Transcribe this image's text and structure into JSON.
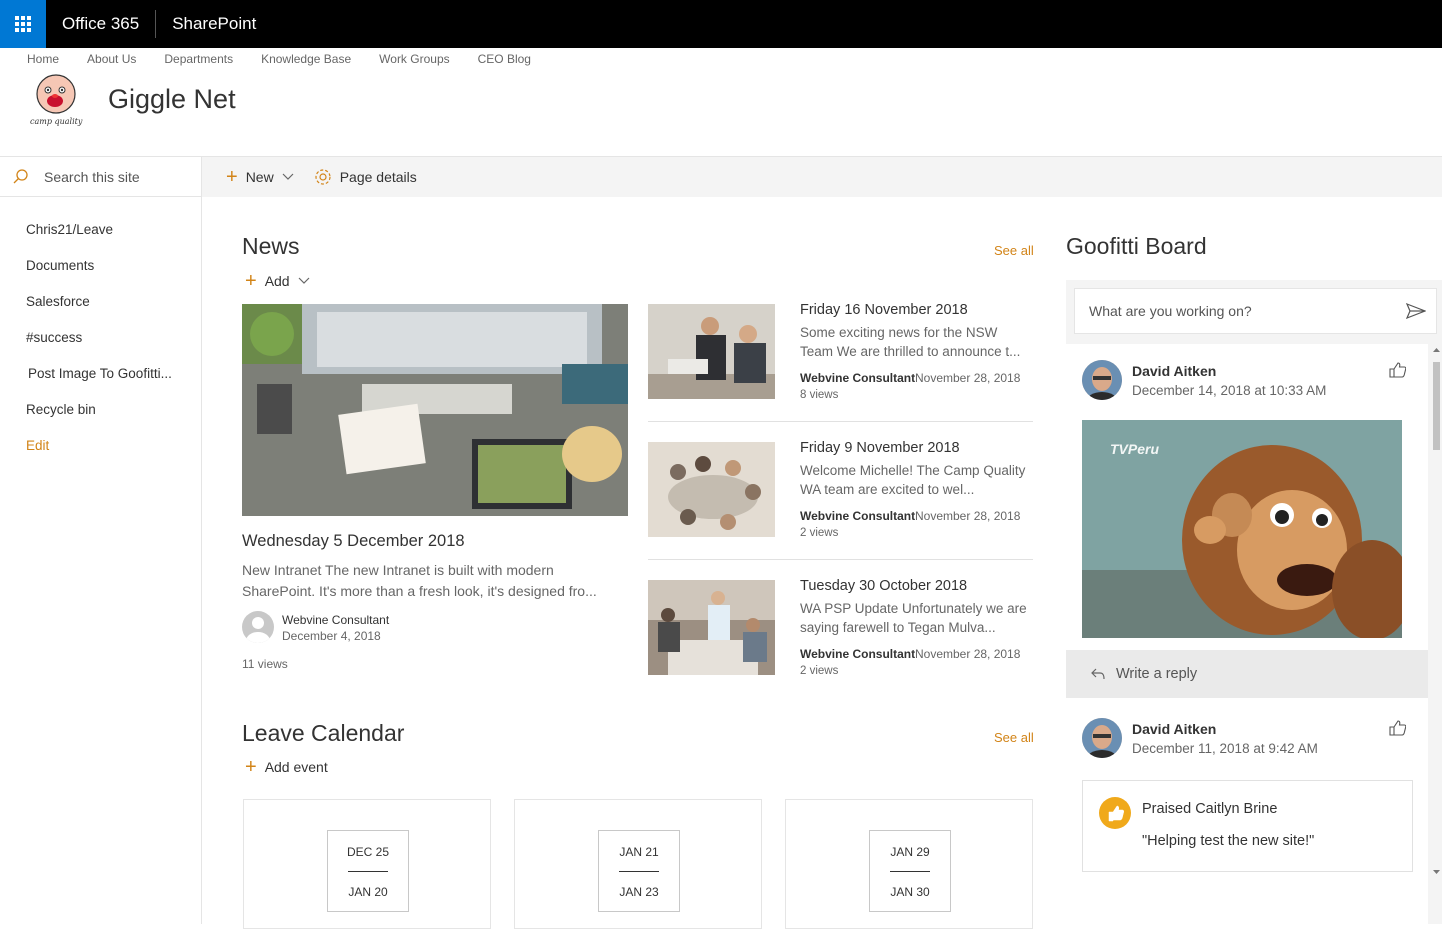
{
  "suitebar": {
    "office": "Office 365",
    "app": "SharePoint"
  },
  "topnav": [
    "Home",
    "About Us",
    "Departments",
    "Knowledge Base",
    "Work Groups",
    "CEO Blog"
  ],
  "site": {
    "title": "Giggle Net",
    "logo_text": "camp quality"
  },
  "search": {
    "placeholder": "Search this site"
  },
  "leftnav": [
    "Chris21/Leave",
    "Documents",
    "Salesforce",
    "#success",
    "Post Image To Goofitti...",
    "Recycle bin"
  ],
  "leftnav_edit": "Edit",
  "commandbar": {
    "new": "New",
    "page_details": "Page details"
  },
  "news": {
    "title": "News",
    "see_all": "See all",
    "add": "Add",
    "hero": {
      "title": "Wednesday 5 December 2018",
      "desc": "New Intranet The new Intranet is built with modern SharePoint. It's more than a fresh look, it's designed fro...",
      "author": "Webvine Consultant",
      "date": "December 4, 2018",
      "views": "11 views"
    },
    "items": [
      {
        "title": "Friday 16 November 2018",
        "desc": "Some exciting news for the NSW Team We are thrilled to announce t...",
        "author": "Webvine Consultant",
        "date": "November 28, 2018",
        "views": "8 views"
      },
      {
        "title": "Friday 9 November 2018",
        "desc": "Welcome Michelle! The Camp Quality WA team are excited to wel...",
        "author": "Webvine Consultant",
        "date": "November 28, 2018",
        "views": "2 views"
      },
      {
        "title": "Tuesday 30 October 2018",
        "desc": "WA PSP Update Unfortunately we are saying farewell to Tegan Mulva...",
        "author": "Webvine Consultant",
        "date": "November 28, 2018",
        "views": "2 views"
      }
    ]
  },
  "calendar": {
    "title": "Leave Calendar",
    "see_all": "See all",
    "add_event": "Add event",
    "events": [
      {
        "start": "DEC 25",
        "end": "JAN 20"
      },
      {
        "start": "JAN 21",
        "end": "JAN 23"
      },
      {
        "start": "JAN 29",
        "end": "JAN 30"
      }
    ]
  },
  "goofitti": {
    "title": "Goofitti Board",
    "compose_placeholder": "What are you working on?",
    "posts": [
      {
        "author": "David Aitken",
        "date": "December 14, 2018 at 10:33 AM",
        "image_caption": "TVPeru"
      },
      {
        "author": "David Aitken",
        "date": "December 11, 2018 at 9:42 AM"
      }
    ],
    "reply": "Write a reply",
    "praise": {
      "title": "Praised Caitlyn Brine",
      "quote": "\"Helping test the new site!\""
    }
  },
  "colors": {
    "accent": "#d28418",
    "suitebar": "#000000",
    "waffle": "#0078d4"
  }
}
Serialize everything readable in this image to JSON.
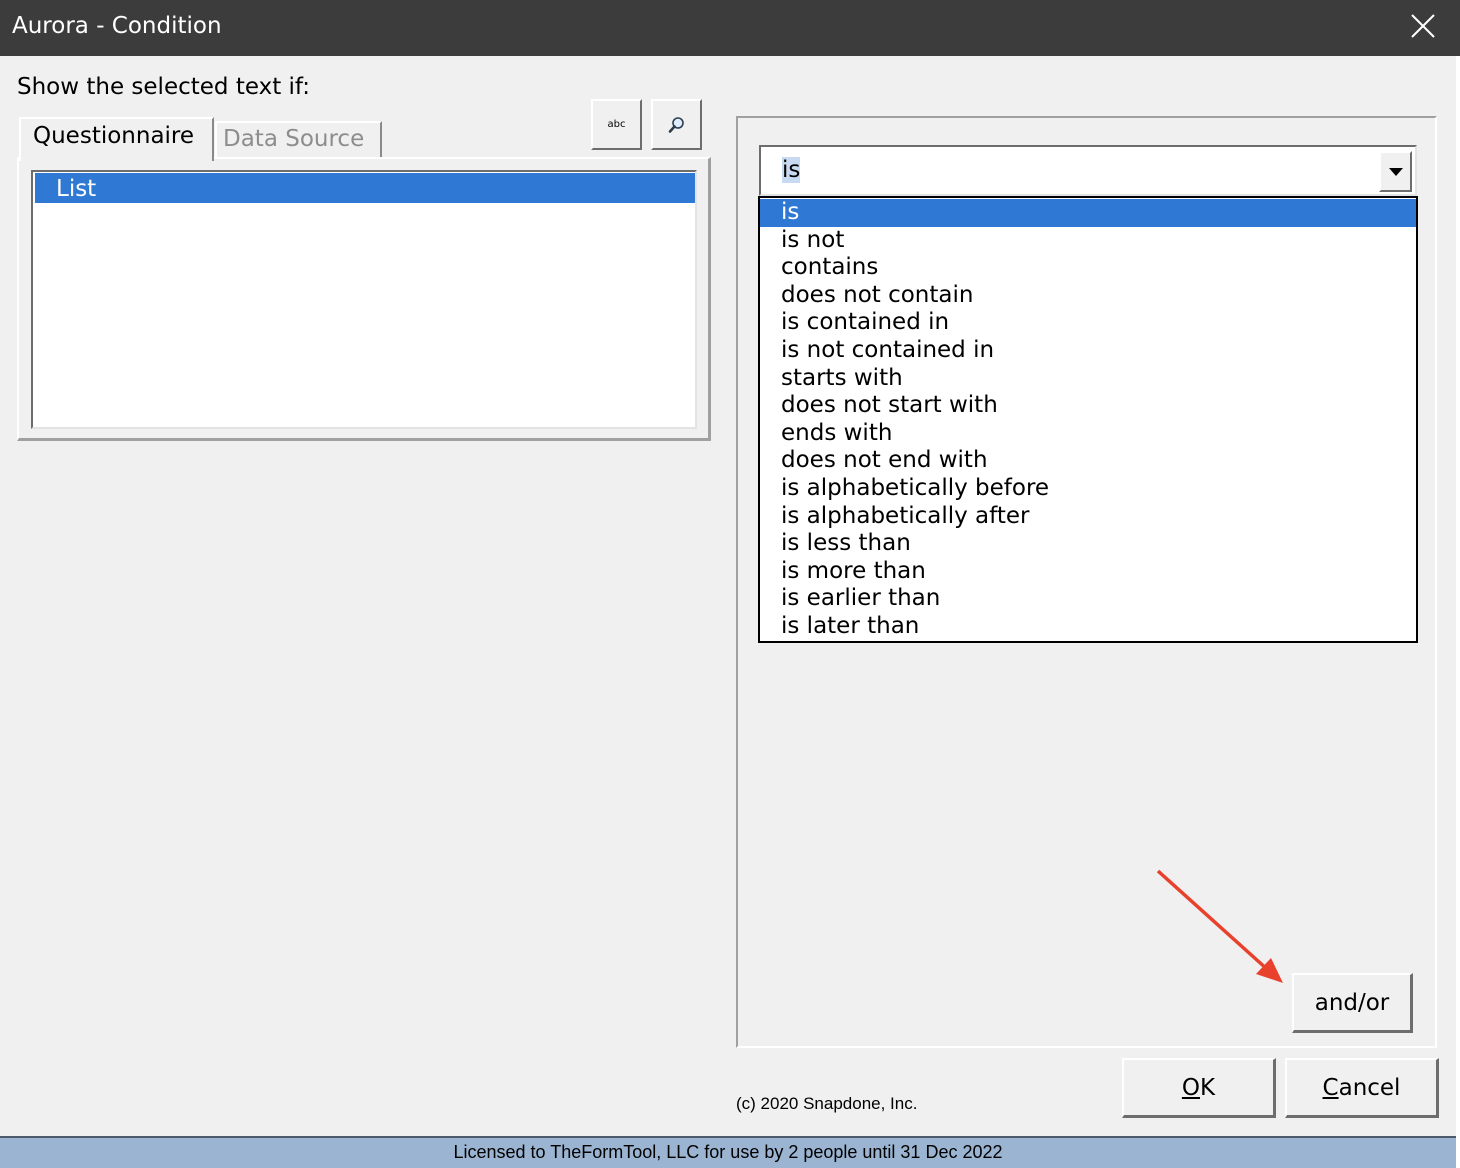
{
  "window": {
    "title": "Aurora - Condition",
    "close_icon": "close-icon"
  },
  "prompt": "Show the selected text if:",
  "tabs": [
    {
      "label": "Questionnaire",
      "active": true
    },
    {
      "label": "Data Source",
      "active": false
    }
  ],
  "toolbar": {
    "abc_label": "abc",
    "search_icon": "magnifier-icon"
  },
  "field_list": {
    "items": [
      "List"
    ],
    "selected": "List"
  },
  "condition": {
    "selected": "is",
    "options": [
      "is",
      "is not",
      "contains",
      "does not contain",
      "is contained in",
      "is not contained in",
      "starts with",
      "does not start with",
      "ends with",
      "does not end with",
      "is alphabetically before",
      "is alphabetically after",
      "is less than",
      "is more than",
      "is earlier than",
      "is later than"
    ]
  },
  "buttons": {
    "andor": "and/or",
    "ok": {
      "accel": "O",
      "rest": "K"
    },
    "cancel": {
      "accel": "C",
      "rest": "ancel"
    }
  },
  "copyright": "(c) 2020 Snapdone, Inc.",
  "license": "Licensed to TheFormTool, LLC for use by 2 people until 31 Dec 2022",
  "colors": {
    "titlebar": "#3c3c3c",
    "selection": "#2f78d4",
    "statusbar": "#9ab4d1",
    "annotation": "#e8412c"
  }
}
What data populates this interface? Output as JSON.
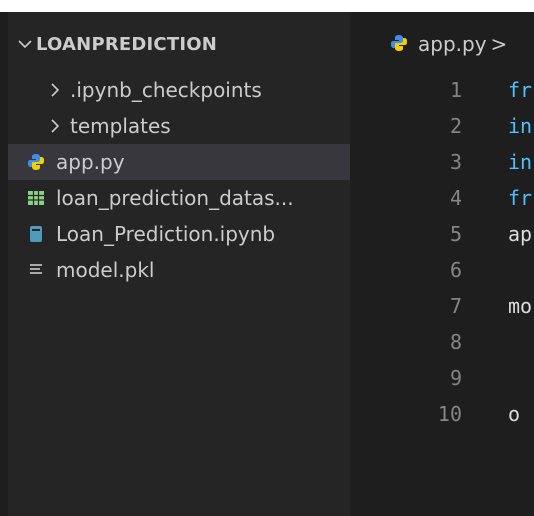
{
  "explorer": {
    "folder_name": "LOANPREDICTION",
    "items": [
      {
        "label": ".ipynb_checkpoints",
        "kind": "folder"
      },
      {
        "label": "templates",
        "kind": "folder"
      },
      {
        "label": "app.py",
        "kind": "python",
        "selected": true
      },
      {
        "label": "loan_prediction_datas...",
        "kind": "csv"
      },
      {
        "label": "Loan_Prediction.ipynb",
        "kind": "notebook"
      },
      {
        "label": "model.pkl",
        "kind": "text"
      }
    ]
  },
  "editor": {
    "breadcrumb_file": "app.py",
    "breadcrumb_sep": ">",
    "line_numbers": [
      "1",
      "2",
      "3",
      "4",
      "5",
      "6",
      "7",
      "8",
      "9",
      "10"
    ],
    "lines": [
      "fr",
      "in",
      "in",
      "fr",
      "ap",
      "",
      "mo",
      "",
      "",
      "o"
    ]
  },
  "colors": {
    "python_icon": "#3b8eea",
    "python_icon_accent": "#f5d000",
    "csv_icon": "#89d185",
    "notebook_icon": "#519aba",
    "keyword": "#4fc1ff"
  }
}
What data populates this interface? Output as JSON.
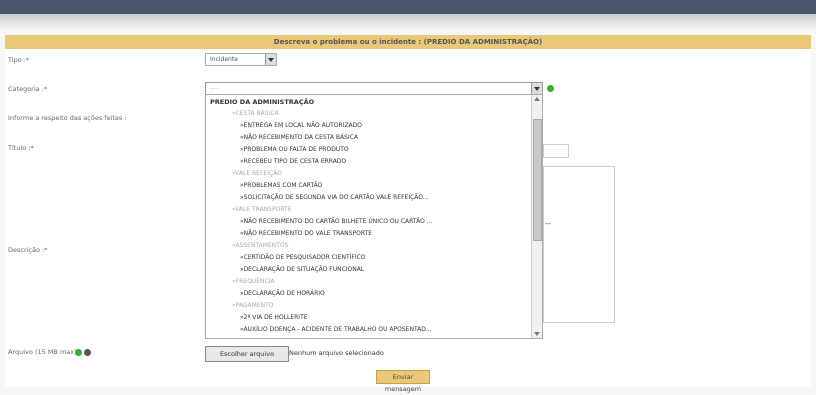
{
  "header": {
    "title": "Descreva o problema ou o incidente : (PREDIO DA ADMINISTRAÇÃO)"
  },
  "labels": {
    "tipo": "Tipo :*",
    "categoria": "Categoria :*",
    "informe": "Informe a respeito das ações feitas :",
    "titulo": "Título :*",
    "descricao": "Descrição :*",
    "arquivo": "Arquivo (15 MB max)"
  },
  "tipo": {
    "value": "Incidente"
  },
  "categoria": {
    "value": "----"
  },
  "dropdown": {
    "options": [
      {
        "level": "top",
        "text": "PREDIO DA ADMINISTRAÇÃO"
      },
      {
        "level": "grp",
        "text": "»CESTA BÁSICA"
      },
      {
        "level": "item",
        "text": "»ENTREGA EM LOCAL NÃO AUTORIZADO"
      },
      {
        "level": "item",
        "text": "»NÃO RECEBIMENTO DA CESTA BÁSICA"
      },
      {
        "level": "item",
        "text": "»PROBLEMA OU FALTA DE PRODUTO"
      },
      {
        "level": "item",
        "text": "»RECEBEU TIPO DE CESTA ERRADO"
      },
      {
        "level": "grp",
        "text": "»VALE REFEIÇÃO"
      },
      {
        "level": "item",
        "text": "»PROBLEMAS COM CARTÃO"
      },
      {
        "level": "item",
        "text": "»SOLICITAÇÃO DE SEGUNDA VIA DO CARTÃO VALE REFEIÇÃO..."
      },
      {
        "level": "grp",
        "text": "»VALE TRANSPORTE"
      },
      {
        "level": "item",
        "text": "»NÃO RECEBIMENTO DO CARTÃO BILHETE ÚNICO OU CARTÃO ..."
      },
      {
        "level": "item",
        "text": "»NÃO RECEBIMENTO DO VALE TRANSPORTE"
      },
      {
        "level": "grp",
        "text": "»ASSENTAMENTOS"
      },
      {
        "level": "item",
        "text": "»CERTIDÃO DE PESQUISADOR CIENTÍFICO"
      },
      {
        "level": "item",
        "text": "»DECLARAÇÃO DE SITUAÇÃO FUNCIONAL"
      },
      {
        "level": "grp",
        "text": "»FREQUÊNCIA"
      },
      {
        "level": "item",
        "text": "»DECLARAÇÃO DE HORÁRIO"
      },
      {
        "level": "grp",
        "text": "»PAGAMENTO"
      },
      {
        "level": "item",
        "text": "»2ª VIA DE HOLLERITE"
      },
      {
        "level": "item",
        "text": "»AUXÍLIO DOENÇA - ACIDENTE DE TRABALHO OU APOSENTAD..."
      }
    ]
  },
  "dashes": "--",
  "arquivo": {
    "button": "Escolher arquivo",
    "status": "Nenhum arquivo selecionado"
  },
  "send_button": "Enviar mensagem",
  "icons": [
    "green-dot-icon",
    "dark-dot-icon",
    "chevron-down-icon"
  ],
  "colors": {
    "header_bg": "#e9c87a",
    "topbar": "#4a5768",
    "status_green": "#34b233"
  }
}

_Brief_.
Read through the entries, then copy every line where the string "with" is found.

_Completed task_.
      "desc": "New Intranet The new Intranet is built with modern SharePoint. It's more than a fresh look, it's designed fro...",
      "starts with",
      "does not start with",
      "ends with",
      "does not end with",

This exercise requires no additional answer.